Problem details:
Among the lines below, which ones contain the word "initials"? Copy every such line.

Data under study:
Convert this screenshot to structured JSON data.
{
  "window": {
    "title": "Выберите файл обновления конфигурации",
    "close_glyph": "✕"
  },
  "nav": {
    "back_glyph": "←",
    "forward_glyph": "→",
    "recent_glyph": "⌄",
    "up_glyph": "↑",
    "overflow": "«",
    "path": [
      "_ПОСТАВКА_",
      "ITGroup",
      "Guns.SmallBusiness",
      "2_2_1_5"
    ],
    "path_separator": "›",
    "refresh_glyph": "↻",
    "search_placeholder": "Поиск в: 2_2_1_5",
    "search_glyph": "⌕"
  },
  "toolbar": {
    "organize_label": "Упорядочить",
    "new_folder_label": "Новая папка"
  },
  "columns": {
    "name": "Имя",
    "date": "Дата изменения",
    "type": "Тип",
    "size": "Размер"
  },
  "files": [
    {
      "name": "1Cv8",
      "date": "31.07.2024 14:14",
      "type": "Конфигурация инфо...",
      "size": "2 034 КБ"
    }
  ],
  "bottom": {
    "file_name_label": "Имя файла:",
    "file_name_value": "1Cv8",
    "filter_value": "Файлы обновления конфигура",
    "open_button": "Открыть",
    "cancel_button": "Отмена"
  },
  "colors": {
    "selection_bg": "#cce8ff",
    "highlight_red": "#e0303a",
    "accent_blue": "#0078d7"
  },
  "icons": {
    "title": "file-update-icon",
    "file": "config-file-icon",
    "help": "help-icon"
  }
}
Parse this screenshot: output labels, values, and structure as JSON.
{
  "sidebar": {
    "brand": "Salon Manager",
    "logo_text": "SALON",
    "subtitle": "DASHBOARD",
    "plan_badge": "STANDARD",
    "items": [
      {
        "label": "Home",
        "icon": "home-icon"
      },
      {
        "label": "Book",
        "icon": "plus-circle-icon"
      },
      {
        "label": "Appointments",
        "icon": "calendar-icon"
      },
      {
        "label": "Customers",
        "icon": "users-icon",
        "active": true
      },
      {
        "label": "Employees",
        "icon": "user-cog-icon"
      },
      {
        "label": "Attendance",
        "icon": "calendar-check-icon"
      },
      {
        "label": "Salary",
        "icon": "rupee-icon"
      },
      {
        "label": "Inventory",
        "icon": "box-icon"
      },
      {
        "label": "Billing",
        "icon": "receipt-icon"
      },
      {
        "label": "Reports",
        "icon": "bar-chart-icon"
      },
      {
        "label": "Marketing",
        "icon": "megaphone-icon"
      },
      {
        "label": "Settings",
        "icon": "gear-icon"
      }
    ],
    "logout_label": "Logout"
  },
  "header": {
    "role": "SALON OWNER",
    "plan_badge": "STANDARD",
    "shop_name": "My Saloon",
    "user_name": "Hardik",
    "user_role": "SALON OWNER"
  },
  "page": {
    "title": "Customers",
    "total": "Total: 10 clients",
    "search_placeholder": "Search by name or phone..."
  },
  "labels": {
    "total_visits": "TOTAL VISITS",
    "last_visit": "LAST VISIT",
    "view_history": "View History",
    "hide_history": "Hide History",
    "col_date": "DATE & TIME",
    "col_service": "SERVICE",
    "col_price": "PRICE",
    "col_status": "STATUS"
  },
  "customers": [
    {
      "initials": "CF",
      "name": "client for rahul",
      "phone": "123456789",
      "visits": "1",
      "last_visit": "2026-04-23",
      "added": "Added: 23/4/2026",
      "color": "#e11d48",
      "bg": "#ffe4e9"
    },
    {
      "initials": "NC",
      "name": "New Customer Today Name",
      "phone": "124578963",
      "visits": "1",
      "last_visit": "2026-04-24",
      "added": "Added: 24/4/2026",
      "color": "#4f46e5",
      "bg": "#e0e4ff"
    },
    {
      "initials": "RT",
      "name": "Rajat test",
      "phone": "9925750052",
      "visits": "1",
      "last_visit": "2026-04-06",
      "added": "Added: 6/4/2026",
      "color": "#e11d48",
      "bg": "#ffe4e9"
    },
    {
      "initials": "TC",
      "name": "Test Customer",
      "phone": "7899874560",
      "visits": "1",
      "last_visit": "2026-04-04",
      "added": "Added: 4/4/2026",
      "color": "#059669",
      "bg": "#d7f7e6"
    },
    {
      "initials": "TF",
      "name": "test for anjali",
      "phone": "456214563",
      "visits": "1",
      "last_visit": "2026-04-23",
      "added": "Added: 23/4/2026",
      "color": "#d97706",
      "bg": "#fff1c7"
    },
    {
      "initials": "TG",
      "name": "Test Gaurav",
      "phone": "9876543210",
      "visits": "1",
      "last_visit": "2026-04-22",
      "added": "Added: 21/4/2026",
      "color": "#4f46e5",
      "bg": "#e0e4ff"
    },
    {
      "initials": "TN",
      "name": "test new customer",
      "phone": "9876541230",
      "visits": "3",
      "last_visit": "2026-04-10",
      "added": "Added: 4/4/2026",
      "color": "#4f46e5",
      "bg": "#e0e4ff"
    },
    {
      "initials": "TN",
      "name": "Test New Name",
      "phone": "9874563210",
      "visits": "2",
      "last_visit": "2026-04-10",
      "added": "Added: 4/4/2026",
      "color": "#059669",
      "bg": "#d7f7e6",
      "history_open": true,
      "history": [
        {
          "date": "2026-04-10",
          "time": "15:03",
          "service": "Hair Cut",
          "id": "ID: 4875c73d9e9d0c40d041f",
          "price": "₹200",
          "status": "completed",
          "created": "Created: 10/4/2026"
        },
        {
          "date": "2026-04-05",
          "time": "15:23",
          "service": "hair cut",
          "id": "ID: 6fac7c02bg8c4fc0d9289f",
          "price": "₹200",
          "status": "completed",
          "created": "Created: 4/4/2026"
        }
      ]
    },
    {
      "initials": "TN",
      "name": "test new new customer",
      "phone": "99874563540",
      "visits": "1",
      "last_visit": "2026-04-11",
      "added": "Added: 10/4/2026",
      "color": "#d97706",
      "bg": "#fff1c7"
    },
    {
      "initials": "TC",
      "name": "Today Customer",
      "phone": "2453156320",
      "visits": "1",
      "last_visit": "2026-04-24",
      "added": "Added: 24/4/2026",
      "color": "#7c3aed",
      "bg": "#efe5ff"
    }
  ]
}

Exercise output:
      "initials": "CF",
      "initials": "NC",
      "initials": "RT",
      "initials": "TC",
      "initials": "TF",
      "initials": "TG",
      "initials": "TN",
      "initials": "TN",
      "initials": "TN",
      "initials": "TC",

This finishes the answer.